(Supplied data begins)

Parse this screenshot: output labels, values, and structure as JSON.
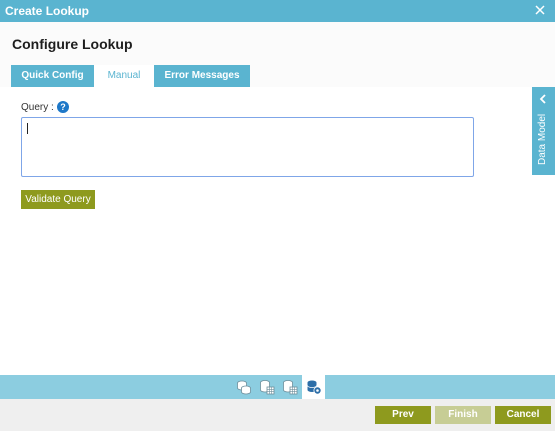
{
  "window": {
    "title": "Create Lookup",
    "close_icon": "close-icon"
  },
  "page": {
    "title": "Configure Lookup"
  },
  "tabs": [
    {
      "label": "Quick Config",
      "active": false
    },
    {
      "label": "Manual",
      "active": true
    },
    {
      "label": "Error Messages",
      "active": false
    }
  ],
  "query": {
    "label": "Query :",
    "help": "?",
    "value": ""
  },
  "validate_button": "Validate Query",
  "data_model": {
    "label": "Data Model",
    "icon": "chevron-left-icon"
  },
  "steps": [
    {
      "icon": "database-icon",
      "active": false
    },
    {
      "icon": "database-table-icon",
      "active": false
    },
    {
      "icon": "database-table-icon",
      "active": false
    },
    {
      "icon": "database-settings-icon",
      "active": true
    }
  ],
  "footer": {
    "prev": "Prev",
    "finish": "Finish",
    "cancel": "Cancel"
  },
  "colors": {
    "accent": "#5ab4d0",
    "button": "#8e9a1e",
    "disabled_button": "#c7cd95"
  }
}
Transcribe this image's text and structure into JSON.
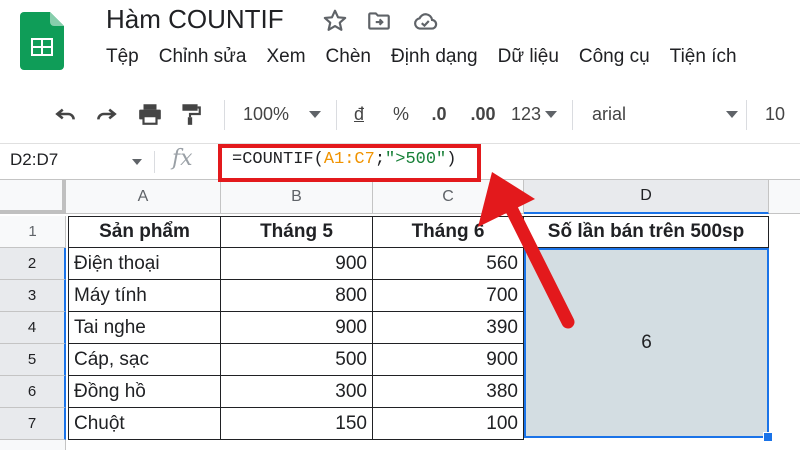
{
  "document": {
    "title": "Hàm COUNTIF",
    "icons": [
      "sheets-logo-icon",
      "star-icon",
      "move-to-folder-icon",
      "cloud-saved-icon"
    ]
  },
  "menu": {
    "items": [
      "Tệp",
      "Chỉnh sửa",
      "Xem",
      "Chèn",
      "Định dạng",
      "Dữ liệu",
      "Công cụ",
      "Tiện ích"
    ]
  },
  "toolbar": {
    "zoom": "100%",
    "currency": "đ",
    "percent": "%",
    "decrease_decimal": ".0",
    "increase_decimal": ".00",
    "number_format": "123",
    "font": "arial",
    "font_size": "10"
  },
  "formula_bar": {
    "name_box": "D2:D7",
    "fx": "fx",
    "formula": {
      "prefix": "=COUNTIF(",
      "range": "A1:C7",
      "separator": ";",
      "criteria": "\">500\"",
      "suffix": ")"
    }
  },
  "sheet": {
    "columns": [
      "A",
      "B",
      "C",
      "D"
    ],
    "rows": [
      "1",
      "2",
      "3",
      "4",
      "5",
      "6",
      "7"
    ],
    "header": [
      "Sản phẩm",
      "Tháng 5",
      "Tháng 6",
      "Số lần bán trên 500sp"
    ],
    "data": [
      [
        "Điện thoại",
        "900",
        "560"
      ],
      [
        "Máy tính",
        "800",
        "700"
      ],
      [
        "Tai nghe",
        "900",
        "390"
      ],
      [
        "Cáp, sạc",
        "500",
        "900"
      ],
      [
        "Đồng hồ",
        "300",
        "380"
      ],
      [
        "Chuột",
        "150",
        "100"
      ]
    ],
    "result": "6",
    "selected_column": "D",
    "selected_rows": [
      "2",
      "3",
      "4",
      "5",
      "6",
      "7"
    ]
  },
  "colors": {
    "highlight": "#e3191c",
    "selection": "#1a73e8",
    "selection_fill": "#d3dde2",
    "range_ref": "#f09300",
    "string_literal": "#188038"
  }
}
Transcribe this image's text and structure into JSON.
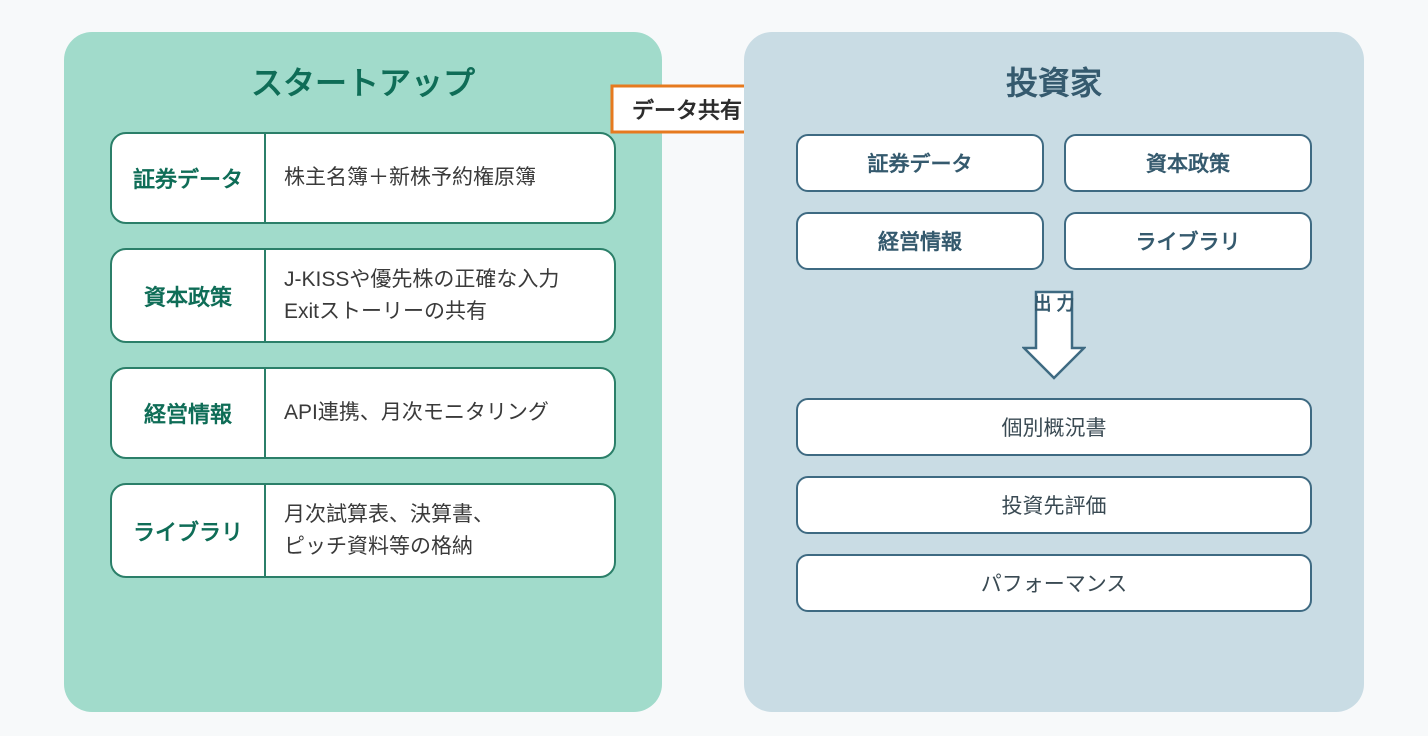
{
  "share_arrow_label": "データ共有",
  "left": {
    "title": "スタートアップ",
    "rows": [
      {
        "label": "証券データ",
        "desc": "株主名簿＋新株予約権原簿"
      },
      {
        "label": "資本政策",
        "desc": "J-KISSや優先株の正確な入力\nExitストーリーの共有"
      },
      {
        "label": "経営情報",
        "desc": "API連携、月次モニタリング"
      },
      {
        "label": "ライブラリ",
        "desc": "月次試算表、決算書、\nピッチ資料等の格納"
      }
    ]
  },
  "right": {
    "title": "投資家",
    "inputs": [
      "証券データ",
      "資本政策",
      "経営情報",
      "ライブラリ"
    ],
    "down_arrow_label": "出\n力",
    "outputs": [
      "個別概況書",
      "投資先評価",
      "パフォーマンス"
    ]
  },
  "colors": {
    "left_bg": "#a1dbcb",
    "left_accent": "#0f6d57",
    "right_bg": "#c9dce4",
    "right_accent": "#355a6e",
    "arrow_stroke": "#e67a1f"
  }
}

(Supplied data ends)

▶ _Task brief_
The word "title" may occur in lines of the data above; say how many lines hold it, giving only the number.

▶ _Solved exercise_
5